The Impact Your Donation Can Make
Thank you for your consideration of a gift to support our research endeavors. Our faculty is conducting science that will advance the diagnosis and treatment of many diseases. This science may translate into improved patient care.
If you would like to the help support our work, please consider making a gift to the Department of Developmental Biology. All gifts are tax deductible. Thank you for your support!
Lilliana Solnica-Krezel, Ph.D.
Head of the Developmental Biology Department
Making an Online Gift:
Click here to make an online gift to the Department of Developmental Biology.
1. You will be asked where you want to direct your gift.

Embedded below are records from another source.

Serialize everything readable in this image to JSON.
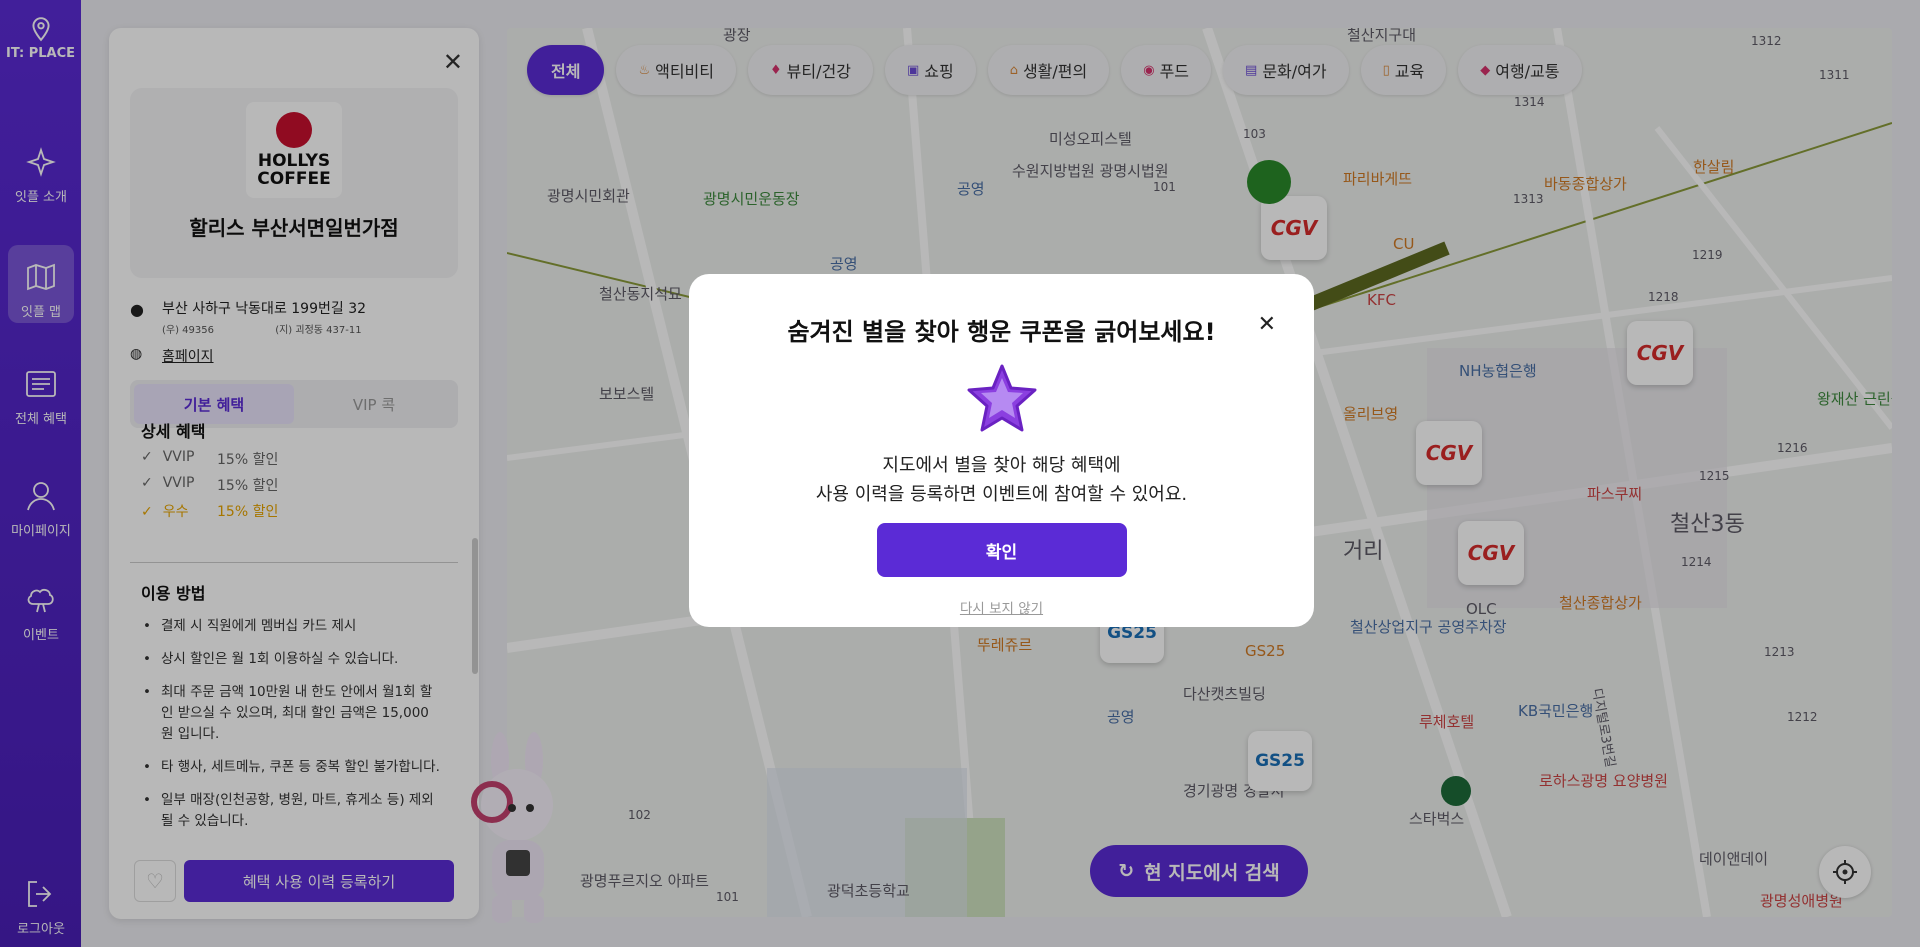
{
  "nav": {
    "brand": "IT: PLACE",
    "items": [
      {
        "label": "잇플 소개",
        "icon": "sparkle-icon"
      },
      {
        "label": "잇플 맵",
        "icon": "map-icon"
      },
      {
        "label": "전체 혜택",
        "icon": "list-icon"
      },
      {
        "label": "마이페이지",
        "icon": "user-icon"
      },
      {
        "label": "이벤트",
        "icon": "gift-icon"
      }
    ],
    "logout": "로그아웃"
  },
  "filters": [
    "전체",
    "액티비티",
    "뷰티/건강",
    "쇼핑",
    "생활/편의",
    "푸드",
    "문화/여가",
    "교육",
    "여행/교통"
  ],
  "store": {
    "logo_text_1": "HOLLYS",
    "logo_text_2": "COFFEE",
    "name": "할리스 부산서면일번가점",
    "address": "부산 사하구 낙동대로 199번길 32",
    "postal": "(우) 49356",
    "lot_address": "(지) 괴정동 437-11",
    "homepage": "홈페이지",
    "tabs": [
      "기본 혜택",
      "VIP 콕"
    ],
    "detail_title": "상세 혜택",
    "benefits": [
      {
        "grade": "VVIP",
        "rate": "15% 할인"
      },
      {
        "grade": "VVIP",
        "rate": "15% 할인"
      },
      {
        "grade": "우수",
        "rate": "15% 할인"
      }
    ],
    "howto_title": "이용 방법",
    "howto": [
      "결제 시 직원에게 멤버십 카드 제시",
      "상시 할인은 월 1회 이용하실 수 있습니다.",
      "최대 주문 금액 10만원 내 한도 안에서 월1회 할인 받으실 수 있으며, 최대 할인 금액은 15,000원 입니다.",
      "타 행사, 세트메뉴, 쿠폰 등 중복 할인 불가합니다.",
      "일부 매장(인천공항, 병원, 마트, 휴게소 등) 제외될 수 있습니다."
    ],
    "register_button": "혜택 사용 이력 등록하기"
  },
  "map": {
    "search_button": "현 지도에서 검색",
    "labels": {
      "p1": "광명시민회관",
      "p2": "광명시민운동장",
      "p3": "미성오피스텔",
      "p4": "수원지방법원 광명시법원",
      "p5": "철산동지석묘",
      "p6": "보보스텔",
      "p7": "파리바게뜨",
      "p8": "바동종합상가",
      "p9": "한살림",
      "p10": "CU",
      "p11": "KFC",
      "p12": "NH농협은행",
      "p13": "올리브영",
      "p14": "왕재산 근린공원",
      "p15": "파스쿠찌",
      "p16": "철산3동",
      "p17": "철산종합상가",
      "p18": "뚜레쥬르",
      "p19": "GS25",
      "p20": "철산상업지구 공영주차장",
      "p21": "다산캣츠빌딩",
      "p22": "루체호텔",
      "p23": "KB국민은행",
      "p24": "경기광명 경찰서",
      "p25": "스타벅스",
      "p26": "로하스광명 요양병원",
      "p27": "광명푸르지오 아파트",
      "p28": "광덕초등학교",
      "p29": "데이앤데이",
      "p30": "광명성애병원",
      "p31": "OLC",
      "p32": "공영",
      "p33": "거리",
      "p34": "1312",
      "p35": "1311",
      "p36": "1314",
      "p37": "1313",
      "p38": "1219",
      "p39": "1218",
      "p40": "1216",
      "p41": "1215",
      "p42": "1214",
      "p43": "1213",
      "p44": "1212",
      "p45": "103",
      "p46": "101",
      "p47": "102",
      "p48": "101",
      "p49": "철산지구대",
      "p50": "광장",
      "p51": "디지털로3번길",
      "p52": "공영",
      "p53": "공영"
    },
    "cgv": "CGV",
    "gs": "GS25"
  },
  "modal": {
    "title": "숨겨진 별을 찾아 행운 쿠폰을 긁어보세요!",
    "desc_1": "지도에서 별을 찾아 해당 혜택에",
    "desc_2": "사용 이력을 등록하면 이벤트에 참여할 수 있어요.",
    "confirm": "확인",
    "dont_show": "다시 보지 않기"
  }
}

Please follow the directions below
2. Under Schools, please note that School of Medicine is auto populated in the first box.

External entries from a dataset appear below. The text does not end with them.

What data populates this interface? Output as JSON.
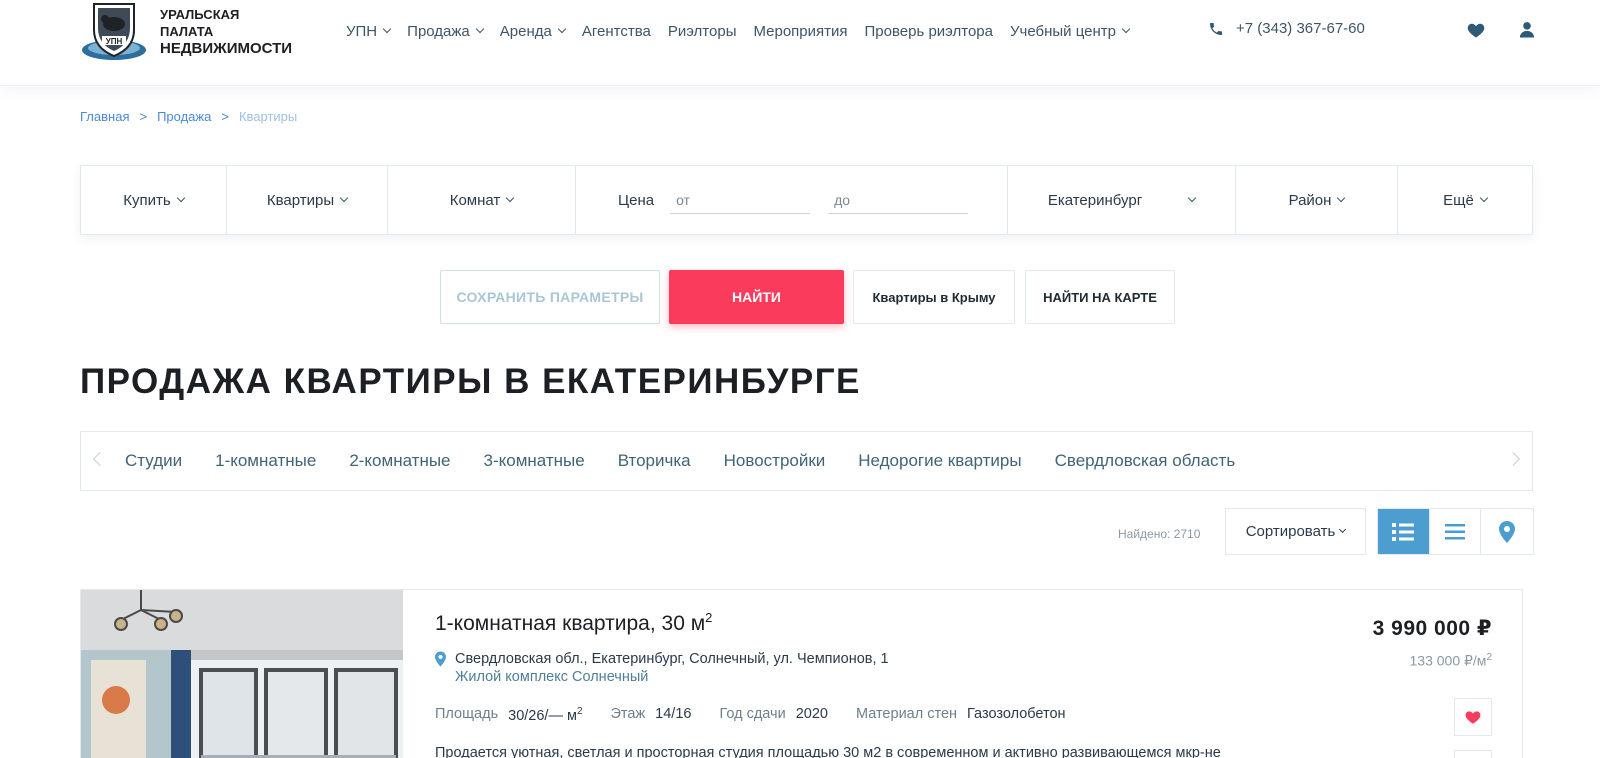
{
  "header": {
    "logo": {
      "line1": "УРАЛЬСКАЯ ПАЛАТА",
      "line2": "НЕДВИЖИМОСТИ",
      "emblem_text": "УПН"
    },
    "nav": [
      {
        "label": "УПН",
        "dropdown": true
      },
      {
        "label": "Продажа",
        "dropdown": true
      },
      {
        "label": "Аренда",
        "dropdown": true
      },
      {
        "label": "Агентства",
        "dropdown": false
      },
      {
        "label": "Риэлторы",
        "dropdown": false
      },
      {
        "label": "Мероприятия",
        "dropdown": false
      },
      {
        "label": "Проверь риэлтора",
        "dropdown": false
      },
      {
        "label": "Учебный центр",
        "dropdown": true
      }
    ],
    "phone": "+7 (343) 367-67-60",
    "icons": [
      "phone-icon",
      "heart-icon",
      "user-icon"
    ]
  },
  "breadcrumb": {
    "items": [
      "Главная",
      "Продажа",
      "Квартиры"
    ],
    "separator": ">"
  },
  "filter": {
    "deal": "Купить",
    "type": "Квартиры",
    "rooms": "Комнат",
    "price_label": "Цена",
    "price_from_placeholder": "от",
    "price_to_placeholder": "до",
    "city": "Екатеринбург",
    "district": "Район",
    "more": "Ещё"
  },
  "actions": {
    "save": "СОХРАНИТЬ ПАРАМЕТРЫ",
    "find": "НАЙТИ",
    "crimea": "Квартиры в Крыму",
    "map": "НАЙТИ НА КАРТЕ"
  },
  "page_title": "ПРОДАЖА КВАРТИРЫ В ЕКАТЕРИНБУРГЕ",
  "categories": [
    "Студии",
    "1-комнатные",
    "2-комнатные",
    "3-комнатные",
    "Вторичка",
    "Новостройки",
    "Недорогие квартиры",
    "Свердловская область"
  ],
  "results": {
    "found": "Найдено: 2710",
    "sort": "Сортировать",
    "view_modes": [
      "list-detail-icon",
      "list-icon",
      "map-pin-icon"
    ],
    "active_view": "list-detail-icon"
  },
  "listing": {
    "title": "1-комнатная квартира, 30 м",
    "title_sup": "2",
    "address": "Свердловская обл., Екатеринбург, Солнечный, ул. Чемпионов, 1",
    "complex": "Жилой комплекс Солнечный",
    "area_label": "Площадь",
    "area_value": "30/26/— м",
    "area_sup": "2",
    "floor_label": "Этаж",
    "floor_value": "14/16",
    "year_label": "Год сдачи",
    "year_value": "2020",
    "material_label": "Материал стен",
    "material_value": "Газозолобетон",
    "description": "Продается уютная, светлая и просторная студия площадью 30 м2 в современном и активно развивающемся мкр-не",
    "price": "3 990 000 ₽",
    "price_per_m2": "133 000 ₽/м",
    "price_per_m2_sup": "2"
  },
  "colors": {
    "accent_red": "#fb3b5c",
    "accent_blue": "#4c9ed0",
    "link_blue": "#4a8ad4"
  }
}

Click the next dropdown box to select your area of support. Choose “other”.
3. In the new box that appears, type in Developmental Biology and then your gift amount.
If you would like to designate your gift to support any of the following, you can add this information in the Additional Gift Information box.

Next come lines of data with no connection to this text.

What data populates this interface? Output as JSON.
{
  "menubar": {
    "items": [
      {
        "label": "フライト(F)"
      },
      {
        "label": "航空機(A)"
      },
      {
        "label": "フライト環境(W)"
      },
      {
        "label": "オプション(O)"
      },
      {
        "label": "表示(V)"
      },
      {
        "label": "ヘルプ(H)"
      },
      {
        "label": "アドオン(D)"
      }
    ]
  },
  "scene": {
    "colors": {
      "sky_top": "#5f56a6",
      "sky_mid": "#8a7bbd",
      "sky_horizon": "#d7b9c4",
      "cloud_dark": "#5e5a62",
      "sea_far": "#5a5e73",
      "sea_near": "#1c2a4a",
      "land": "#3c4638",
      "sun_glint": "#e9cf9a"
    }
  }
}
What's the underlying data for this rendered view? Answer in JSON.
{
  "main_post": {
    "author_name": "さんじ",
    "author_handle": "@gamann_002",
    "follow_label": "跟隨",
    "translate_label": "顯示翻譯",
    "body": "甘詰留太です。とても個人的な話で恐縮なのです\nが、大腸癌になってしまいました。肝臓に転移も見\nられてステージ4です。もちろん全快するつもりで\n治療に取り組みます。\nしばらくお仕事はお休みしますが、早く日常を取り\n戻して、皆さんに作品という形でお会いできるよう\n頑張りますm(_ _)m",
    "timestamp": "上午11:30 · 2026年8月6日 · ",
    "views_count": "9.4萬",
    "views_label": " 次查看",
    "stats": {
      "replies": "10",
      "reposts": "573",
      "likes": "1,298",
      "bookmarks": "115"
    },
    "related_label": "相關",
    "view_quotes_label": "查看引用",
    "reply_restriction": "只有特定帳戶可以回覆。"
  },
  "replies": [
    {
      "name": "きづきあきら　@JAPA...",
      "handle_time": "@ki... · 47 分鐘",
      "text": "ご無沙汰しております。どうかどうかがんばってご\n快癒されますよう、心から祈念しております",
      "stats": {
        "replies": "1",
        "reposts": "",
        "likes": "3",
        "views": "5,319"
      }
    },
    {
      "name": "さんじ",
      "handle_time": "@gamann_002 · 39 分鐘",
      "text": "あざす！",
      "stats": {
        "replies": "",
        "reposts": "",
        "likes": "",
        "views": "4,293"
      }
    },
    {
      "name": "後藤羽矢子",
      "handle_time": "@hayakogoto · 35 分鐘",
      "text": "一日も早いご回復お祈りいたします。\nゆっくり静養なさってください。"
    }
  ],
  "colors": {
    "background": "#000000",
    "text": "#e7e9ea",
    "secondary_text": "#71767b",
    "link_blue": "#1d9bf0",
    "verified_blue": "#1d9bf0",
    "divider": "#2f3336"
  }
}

- Greg Sibbel Memorial Student Invited Seminar
- Irving Boime Publication Award
- Davis M. Kipnis Lecture
- Oliver H. Lowry Lecture
4. If this gift will be matched by your employer, complete the “Matching Gifts” section.
5. Complete the remainder of the form and submit.
Thank you for your support!
Click here to download the form. Once you have completed the form, please mail it to the address listed on the form.
Please contact the Washington University Medical Alumni and Development Office at (314) 935-9691 or email@example.com
Department of Developmental Biology Seminar Series
Lawrence Lum, Ph.D. Pfizer 12:00 pm, Needleman Library
RAD Journal Club
DBBS Pre Doc Trainee Dr. Zachary Pincus Lab 9:00 am,…
Development and Regenerative Biology / Cell-Cell Interactions in Cancer Research Forum (Wednesday)
Congratulations to Dr. Andrew Yoo! Andrew Yoo, Ph.D., Assistant Professor of Developmental Biology has received a five-year $1,923,720 grant award from the National Institute of…
Congratulations to Dr. Stacey Rentschler's Lab on their recent publication! Transient Notch Activation Induces Long-Term Gene Expression Changes Leading to Sick Sinus Syndrome in…